With much of Britain in lockdown because of the coronavirus pandemic, two health and safety bodies have emphasised the need to protect the health, safety and wellbeing of construction workers during the crisis.
The British Safety Council (BSC) and the Institution of Occupational Safety and Health (IOSH) have both urged the government to do more to help construction workers, many of whom are self-employed contractors, to stay safe during the crisis and not feel under pressure to work on-site, especially if they are displaying symptoms of Covid-19.
The BSC said the government needed to give clearer guidance on whether work was able to continue on building sites. It warned that the lack of clarity meant thousands of construction workers were continuing to go out to work when other workers were staying at home or isolating.
It also highlighted that construction workers had raised concerns that they were unable to practice social distancing or stay at least two metres apart from one another on site.
BSC chair Lawrence Waterman said: “Some building work will be deemed essential – for example, building work that will improve access to hospitals or road access which will help tackle the virus.
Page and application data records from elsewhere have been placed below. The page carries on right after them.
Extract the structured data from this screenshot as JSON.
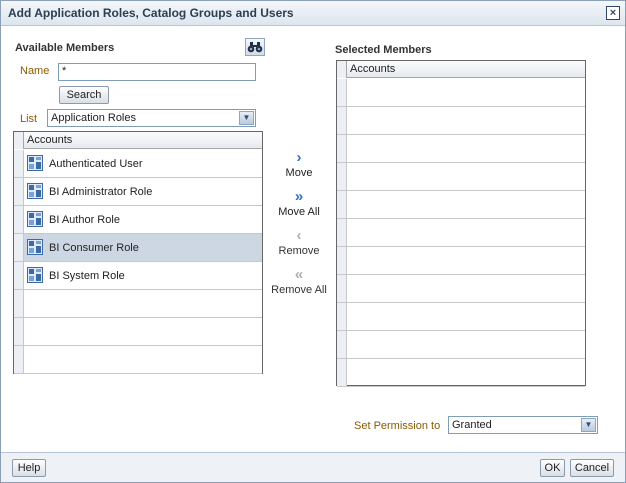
{
  "dialog": {
    "title": "Add Application Roles, Catalog Groups and Users",
    "close_glyph": "×"
  },
  "available": {
    "heading": "Available Members",
    "name_label": "Name",
    "name_value": "*",
    "search_label": "Search",
    "list_label": "List",
    "list_selected": "Application Roles",
    "column_header": "Accounts",
    "items": [
      {
        "label": "Authenticated User",
        "icon": "app-role-icon",
        "selected": false
      },
      {
        "label": "BI Administrator Role",
        "icon": "app-role-icon",
        "selected": false
      },
      {
        "label": "BI Author Role",
        "icon": "app-role-icon",
        "selected": false
      },
      {
        "label": "BI Consumer Role",
        "icon": "app-role-icon",
        "selected": true
      },
      {
        "label": "BI System Role",
        "icon": "app-role-icon",
        "selected": false
      }
    ]
  },
  "shuttle": {
    "move": "Move",
    "move_all": "Move All",
    "remove": "Remove",
    "remove_all": "Remove All",
    "move_glyph": "›",
    "move_all_glyph": "»",
    "remove_glyph": "‹",
    "remove_all_glyph": "«"
  },
  "selected": {
    "heading": "Selected Members",
    "column_header": "Accounts"
  },
  "permission": {
    "label": "Set Permission to",
    "value": "Granted"
  },
  "footer": {
    "help": "Help",
    "ok": "OK",
    "cancel": "Cancel"
  },
  "colors": {
    "selected_row": "#cdd6e3",
    "shuttle_enabled": "#2d6fc4",
    "label_accent": "#8a5a00"
  }
}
It is also the case that half-built buildings need to be made safe and workers should prioritise work that can safely suspend construction for as long as necessary.”
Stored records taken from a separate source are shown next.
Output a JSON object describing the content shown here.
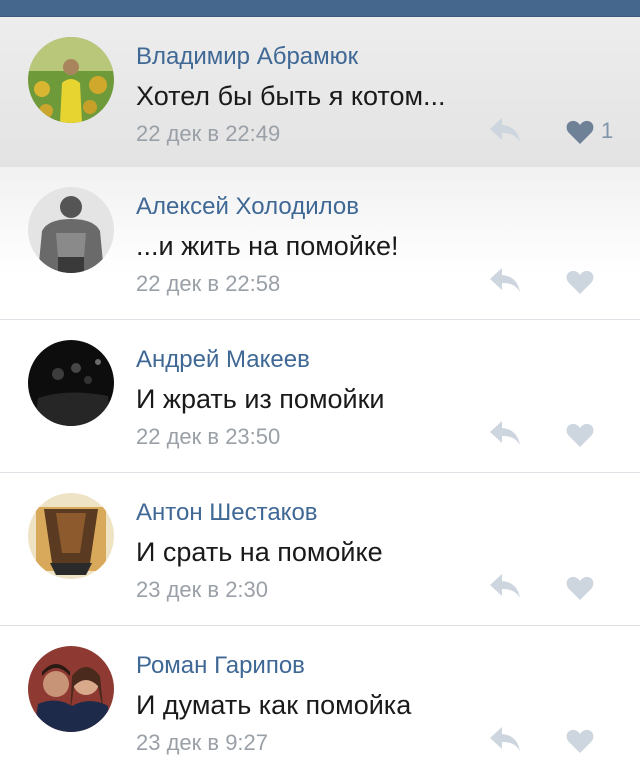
{
  "colors": {
    "header": "#45678e",
    "author_name": "#3f6895",
    "date": "#9aa0a7",
    "like_active": "#6f8197",
    "icon_inactive": "#cdd5de"
  },
  "comments": [
    {
      "author": "Владимир Абрамюк",
      "text": "Хотел бы быть я котом...",
      "date": "22 дек в 22:49",
      "likes": "1",
      "liked": true,
      "avatar_icon": "avatar-photo"
    },
    {
      "author": "Алексей Холодилов",
      "text": "...и жить на помойке!",
      "date": "22 дек в 22:58",
      "likes": "",
      "liked": false,
      "avatar_icon": "avatar-photo"
    },
    {
      "author": "Андрей Макеев",
      "text": "И жрать из помойки",
      "date": "22 дек в 23:50",
      "likes": "",
      "liked": false,
      "avatar_icon": "avatar-photo"
    },
    {
      "author": "Антон Шестаков",
      "text": "И срать на помойке",
      "date": "23 дек в 2:30",
      "likes": "",
      "liked": false,
      "avatar_icon": "avatar-photo"
    },
    {
      "author": "Роман Гарипов",
      "text": "И думать как помойка",
      "date": "23 дек в 9:27",
      "likes": "",
      "liked": false,
      "avatar_icon": "avatar-photo"
    }
  ]
}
IOSH echoed this stance, emphasising that only essential construction work designed to help save lives should continue.
Richard Jones, IOSH head of policy and public engagement, said: “Essential construction to support the fight against COVID-19, such as hospital construction, vital infrastructure and safety maintenance, can be prioritised – while non-essential building work is safely postponed.
“Given the large number of self-employed construction workers, we believe government employment protection and financial support for the self-employed can help encourage greater compliance with vital social distancing to save lives,” he added.
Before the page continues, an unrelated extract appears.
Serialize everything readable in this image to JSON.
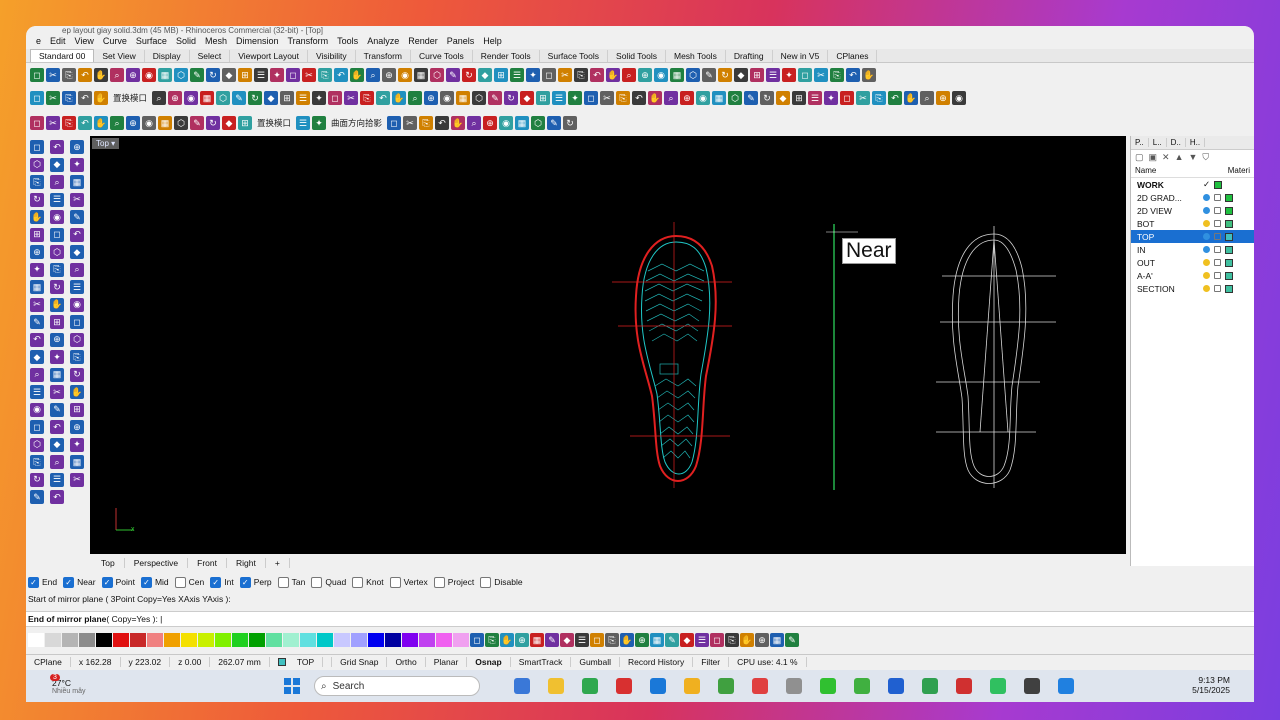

The construction industry, due to the specifics, cannot be transferred to a remote mode of operation. The good news is that the risk of transmission for those employed outside the healthcare sector is low, according to OSHA https://www.ablesafety.com/course/10-hour-sst-worker-package-online Social distancing, washing your hands throughout the day and all will be allright.